The rapid growth of express-delivery services has been a godsend for procrastinators who now push it to the limit like never before. Combined with the Internet, express delivery provides unparalleled speed.
IN THIS PACKAGE
- Military discipline helps couple build strong financial plan
- Credit scores extend well beyond loans
- One-stop shopping overseas is problematic
- Health accounts pale for retirement savings
- The savings game
- The Leckey file
- Getting started
- Spending smart
- Taking stock
- Express-delivery services gear up for holiday rush
- The week ahead
- FedEx Corporation
See more topics »
Express delivery provides the greatest customer satisfaction of any service industry, according to a recent survey by the University of Michigan's Ross School of Business.
"The peak shipping week and peak shipping day before Christmas keep getting bigger and bigger as consumers get more and more used to gifts sent last minute through Internet orders," said Jon Langenfeld, senior research analyst with Robert W. Baird & Co. in Milwaukee.

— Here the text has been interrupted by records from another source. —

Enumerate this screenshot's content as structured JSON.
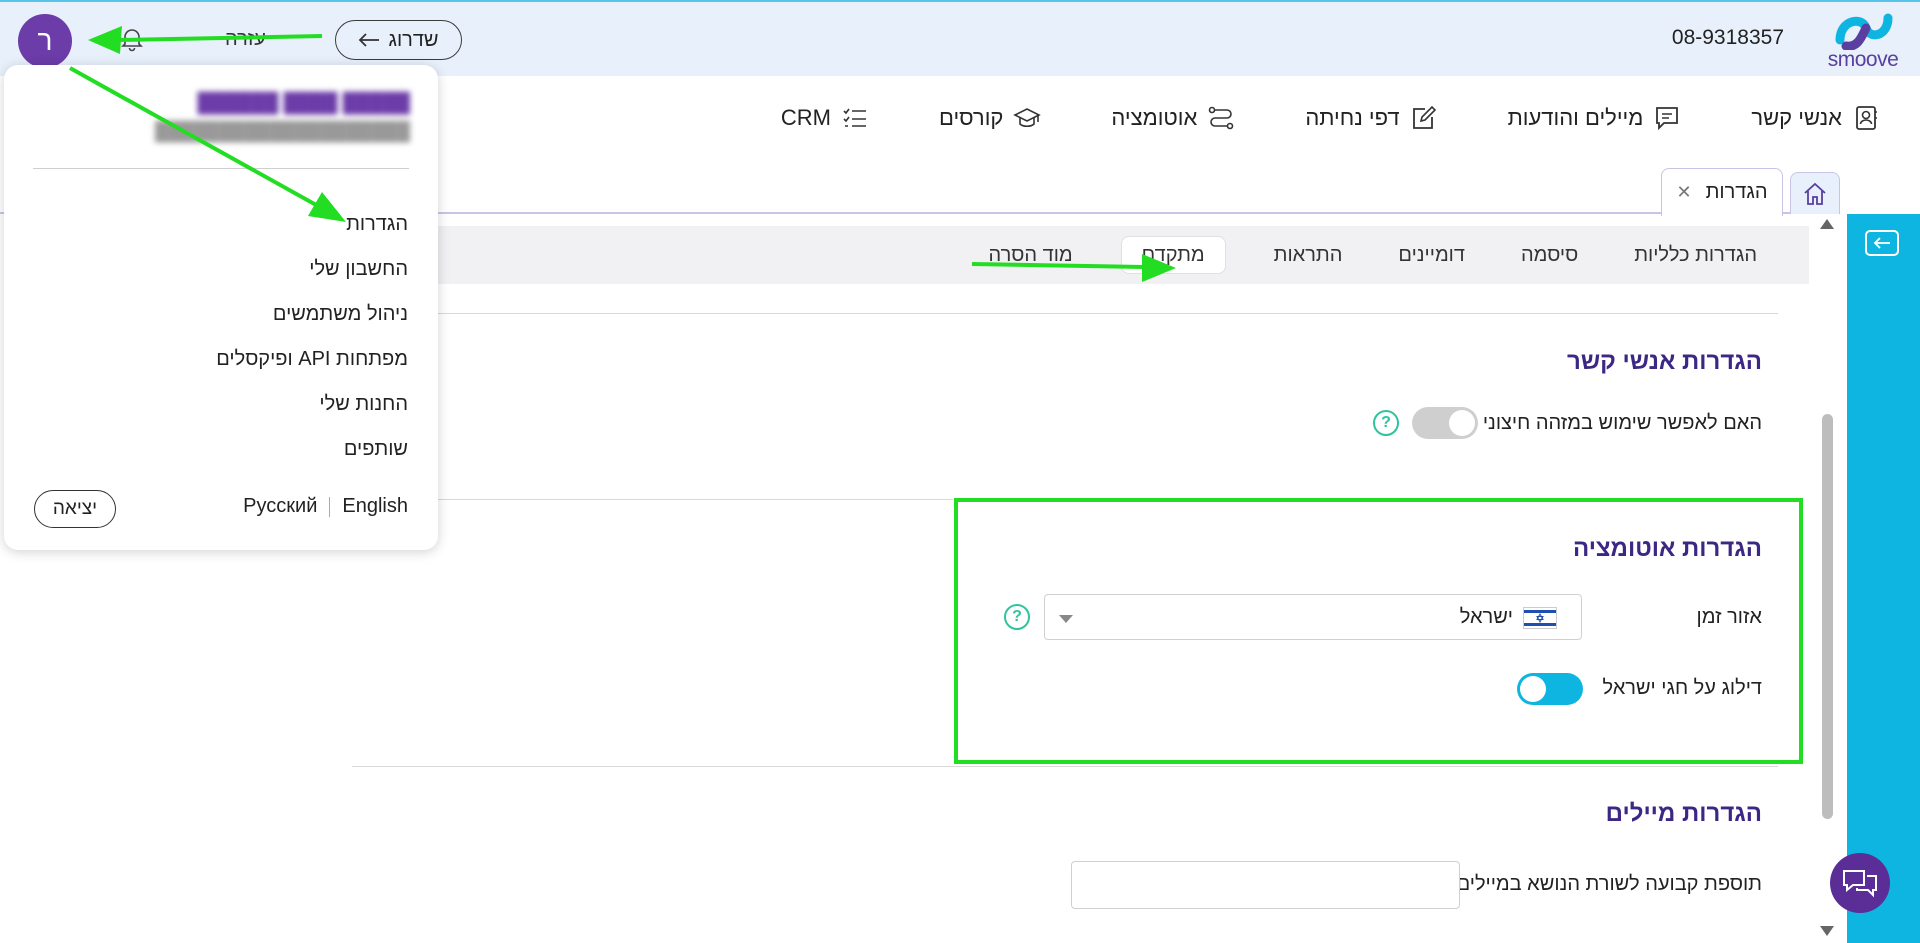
{
  "header": {
    "logo_text": "smoove",
    "phone": "08-9318357",
    "upgrade_label": "שדרוג",
    "help_label": "עזרה",
    "avatar_letter": "ר"
  },
  "nav": {
    "items": [
      {
        "label": "אנשי קשר",
        "icon": "contacts-icon"
      },
      {
        "label": "מיילים והודעות",
        "icon": "messages-icon"
      },
      {
        "label": "דפי נחיתה",
        "icon": "edit-icon"
      },
      {
        "label": "אוטומציה",
        "icon": "automation-icon"
      },
      {
        "label": "קורסים",
        "icon": "graduation-cap-icon"
      },
      {
        "label": "CRM",
        "icon": "checklist-icon"
      }
    ]
  },
  "tabs": {
    "settings_label": "הגדרות"
  },
  "subtabs": {
    "items": [
      "הגדרות כלליות",
      "סיסמה",
      "דומיינים",
      "התראות",
      "מתקדם",
      "מוד הסרה"
    ],
    "active": "מתקדם"
  },
  "sections": {
    "contacts": {
      "title": "הגדרות אנשי קשר",
      "external_id_label": "האם לאפשר שימוש במזהה חיצוני",
      "external_id_enabled": false
    },
    "automation": {
      "title": "הגדרות אוטומציה",
      "timezone_label": "אזור זמן",
      "timezone_value": "ישראל",
      "skip_holidays_label": "דילוג על חגי ישראל",
      "skip_holidays_enabled": true
    },
    "emails": {
      "title": "הגדרות מיילים",
      "subject_suffix_label": "תוספת קבועה לשורת הנושא במיילים",
      "subject_suffix_value": ""
    }
  },
  "user_menu": {
    "items": [
      "הגדרות",
      "החשבון שלי",
      "ניהול משתמשים",
      "מפתחות API ופיקסלים",
      "החנות שלי",
      "שותפים"
    ],
    "lang_english": "English",
    "lang_russian": "Русский",
    "logout_label": "יציאה"
  },
  "colors": {
    "brand_purple": "#3d2784",
    "accent_cyan": "#0fb5e1",
    "highlight_green": "#22dd22"
  }
}
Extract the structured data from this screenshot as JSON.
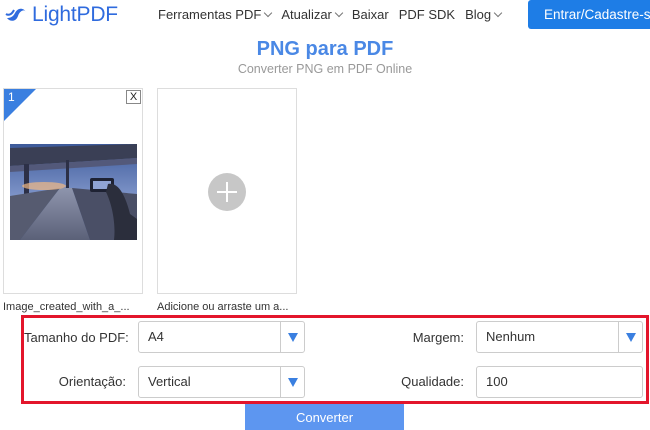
{
  "header": {
    "logo_text": "LightPDF",
    "nav": [
      {
        "label": "Ferramentas PDF",
        "has_dropdown": true
      },
      {
        "label": "Atualizar",
        "has_dropdown": true
      },
      {
        "label": "Baixar",
        "has_dropdown": false
      },
      {
        "label": "PDF SDK",
        "has_dropdown": false
      },
      {
        "label": "Blog",
        "has_dropdown": true
      }
    ],
    "cta_label": "Entrar/Cadastre-se"
  },
  "page": {
    "title": "PNG para PDF",
    "subtitle": "Converter PNG em PDF Online"
  },
  "files": [
    {
      "index": "1",
      "close_label": "X",
      "caption": "Image_created_with_a_..."
    }
  ],
  "add_card": {
    "caption": "Adicione ou arraste um a..."
  },
  "settings": {
    "page_size": {
      "label": "Tamanho do PDF:",
      "value": "A4"
    },
    "margin": {
      "label": "Margem:",
      "value": "Nenhum"
    },
    "orientation": {
      "label": "Orientação:",
      "value": "Vertical"
    },
    "quality": {
      "label": "Qualidade:",
      "value": "100"
    }
  },
  "convert_label": "Converter",
  "colors": {
    "brand": "#2f6bde",
    "cta": "#1e7de6",
    "title": "#4a88e5",
    "highlight_border": "#e3152b",
    "convert": "#5d96f0"
  }
}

Because consumers are reducing the holiday shopping they do in stores as online purchases grow, the supply chain has been altered. A strong U.S. economy, growth in Asia and Europe, and the ability to pass rising costs along to consumers via rate increases are significant factors.
This benefits express-delivery firms and, potentially, their shares.
Los Angeles-based Capital Research and Management Co. recently increased its United Parcel Service Inc. holdings from 5.9 percent to a 10.1 percent stake in the company. Citibank Inc. and UBS AG each purchased a portion of shares in the TNT NV express-delivery firm being sold off by the Dutch government as part of an effort to reduce national debt.
The important caveats are that this growing business must navigate through major trends in economic cycles, competition, fuel costs and labor issues.
Besides individual gifts shipped this holiday season, large retailers and manufacturers are shelling out big bucks for late-in-the-season air shipments of popular holiday products in short supply at stores.
For example, Best Buy Co. has airlifted PlayStation 3 consoles from Asia to the U.S. to help meet demand, while the Walt Disney Co. has paid extra to air-freight popular Mickey's Clubhouse play sets from China.
The global express-delivery giants benefiting from the holiday frenzy are:
UPS, the world's largest package carrier in terms of deliveries; FedEx Corp., the leader in number of air shipments; DHL International Ltd., a unit of former German government-owned mail monopoly Deutsche Post World Net; and TNT NV, a Dutch company that is No. 2 in Europe and often rumored as a takeover target because of its smaller size.
"Peak shipping season started a little later this year because the U.S. economy slowed in the summer months and retailers weren't very aggressive in ordering for the back-to-school and holiday seasons," said Helane Becker, transportation analyst with the Benchmark Co. LLC in New York.
Now that retailers have discovered consumers are alive, well and demanding key products this holiday season, Becker expects UPS will handle more than 23 million packages and FedEx more than 8 million in its peak shipping day Dec. 21.
"We're expecting a strong holiday retail environment that will support good, healthy volumes for FedEx and UPS," said Jim Corridore, equity analyst with Standard & Poor's Corp. in New York. "The drop in oil prices also helps these firms."
FedEx has gained market share from UPS on the ground and is holding on to it. Because UPS is raising rates more than FedEx, it doesn't seem to be trying to recapture that market share and is instead seeking improved profit margins, Corridore said.
"We're positive on the stock of FedEx and UPS, but for different reasons," Becker said. "FedEx is more of a growth company with a bigger Asian platform, especially in China, while we think of UPS as a ground-delivery company."
UPS, with its growing air freight and international presence, has greater revenue than FedEx. But FedEx's continued acquisition of ground-delivery companies is helping it to catch up.
"The message being sent from the companies is that they're trying to compete on service, but aren't going to compete on price," Langenfeld said. "UPS is more interested in the full supply chain and logistics, such as warehousing and heavyweight international freight forwarding, while FedEx has basically said it doesn't want to be in that space."
FedEx profits rose 40 percent in its recent quarter, while UPS had a 9 percent increase. On the labor front, the only major FedEx employee group with union representation is its pilots. But the Teamsters union that already represents UPS drivers has made organizing FedEx drivers one of its top priorities.
Though DHL is the world's largest shipper when the U.S. is excluded, it has less than 10 percent of the U.S. market and recent results here have disappointed. It is, however, investing significantly in the United States. Profits of parent Deutsche Post rose 30 percent in its recent quarter.
"DHL is growing off a lower base, but a lot of companies don't like the idea of having just two big shippers and we see opportunity for it," Becker said.
TNT, No. 4 in worldwide express delivery but a European powerhouse operating in 200 countries, received a multiyear contract to provide logistical services and component transportation for 2007 Chrysler Jeeps. Meanwhile, it has unloaded its lackluster freight-management business.
Andrew Leckey is a Tribune Media Services columnist.